Nearly a year ago I began to follow the moving and shaking that has been happening in the northern part of my state in a booming Christian congregation called Granger Community Church. A typical megachurch, Granger prides itself in being fully relevant to popular culture even to the extent of using Coldplay songs to headline services and basing sermons on popular movies, drawing out “spiritual themes” and applying them to the lives of Christians.
As a testimony to the belief in the method above the message, executive pastor Tim Stevens wrote a book called Pop Goes the Church: Should the Church Engage Pop Culture? to defend the church’s philosophy of taking pop culture as the driving force behind its weekly services rather than the good news of Jesus Christ.
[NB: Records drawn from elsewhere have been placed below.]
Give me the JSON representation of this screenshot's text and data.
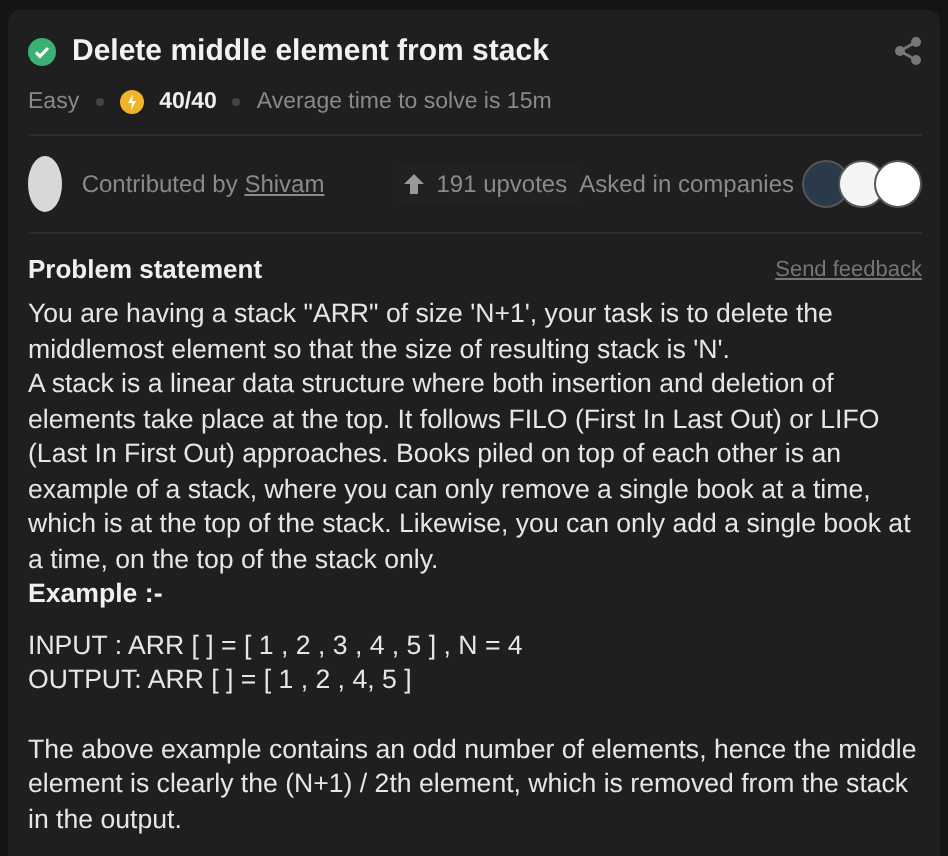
{
  "problem": {
    "title": "Delete middle element from stack",
    "difficulty": "Easy",
    "score": "40/40",
    "avg_time": "Average time to solve is 15m"
  },
  "contributor": {
    "prefix": "Contributed by",
    "name": "Shivam"
  },
  "upvotes": "191 upvotes",
  "companies": {
    "label": "Asked in companies",
    "logos": [
      {
        "color": "#2a3a4a"
      },
      {
        "color": "#f4f4f4"
      },
      {
        "color": "#ffffff"
      }
    ]
  },
  "statement": {
    "heading": "Problem statement",
    "feedback": "Send feedback",
    "paragraphs": [
      "You are having a stack \"ARR\" of size 'N+1', your task is to delete the middlemost element so that the size of resulting stack is 'N'.",
      "A stack is a linear data structure where both insertion and deletion of elements take place at the top. It follows FILO (First In Last Out) or LIFO (Last In First Out) approaches. Books piled on top of each other is an example of a stack, where you can only remove a single book at a time, which is at the top of the stack. Likewise, you can only add a single book at a time, on the top of the stack only."
    ],
    "example_heading": "Example :-",
    "example_lines": [
      "INPUT : ARR [ ] = [ 1 , 2 , 3 , 4 , 5 ] , N = 4",
      "OUTPUT: ARR [ ] = [ 1 , 2 , 4,  5 ]"
    ],
    "closing": "The above example contains an odd number of elements, hence the middle element is clearly the (N+1) / 2th element, which is removed from the stack in the output."
  }
}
Lacking theological basis, services at Granger lack the biblical substance, giving popular culture the center stage. Granger wrongly bases its success on the number of people in attendance, not on the strength of their belief. For the remainder of this post I will take chapter 8, titled “I’m Not a Theologian, But…” and address each of the ten points he tries to make to justify a position that the church should not only address popular culture, but completely embrace it.
As a licensed counselor, I have read more than my share of books on managing emotions and relationships. Unfortunately they are all the same. Sure they each have a slightly different take. Some even include their own unique Venn diagrams of emotional issues and how they relate to physical boundaries. Even the Christian books simply take what everyone else has already done and add a dash of Scripture, especially the latter part of Ephesians for flavor.
So when a friend told me that she had read a fantastic book on marriage, I have to admit I had a generous level of skepticism. I trust her judgment so thought to myself, “What’s the harm?” Perceiving my reservation, she sat me down and read a few pages from the first chapter. My curiosity sparked, I graciously borrowed her copy.
Further Reflections on a Day Among Atheists at the Creation Museum
In a sea of T-Shirts bearing scarlet ‘A’s and pictures of Charles Darwin, one man’s garment did not fit.
Standing in line for our tickets, I noticed him right away. At first all I really noticed were the words “heaven” and “NOT,” and at that glance figured is was a slam against the idea of an afterlife and pearly gates in the sky somewhere over the rainbow. Then I became quite surprised: this particular atheist sported excellent Christian theology! Later when I saw him inside the museum noticed what was written on the back:
For it is by grace you have been saved, through faith—and this NOT from yourselves, it is the gift of God— NOT by works, so that no one can boast.
The irony was amazing! Here I was, a Christian passing as an atheist, and I end up running into an atheist who decided to wear perfect Christian theology on his shirt.
Skeptics Among Us: Atheists Visit the Creation Museum
What follows is a video tour of the Creation Museum put together by a group of atheists (and an agnostic) that toured on the day of our visit as “Christians In Cognito.” Some of what you may witness may make your hair stand on end, but just accept it as a chance to practice tolerance. Overall, they ask some very important questions.
Please share your thoughts below. I am definitely interested in whatever reaction you may have, good or bad.
Heralded as the “coffee shop to end coffee shops,” the Seattle giant that spews the caffeinated liquid may be seeings signs of decline. It would seem that the company known by some as simply “Starbucks” is seeing a loss in market share. Stores are closing.
Here in Indianapolis it is obvious that several well-positioned locations have closed. In at least one case (near the intersection of 96th Street and Allisonville Road), the store operated by the behemoth is now a locally owned small business whose main income is the selling of a drink that is made by grinding beans and steeping those grounds in hot water.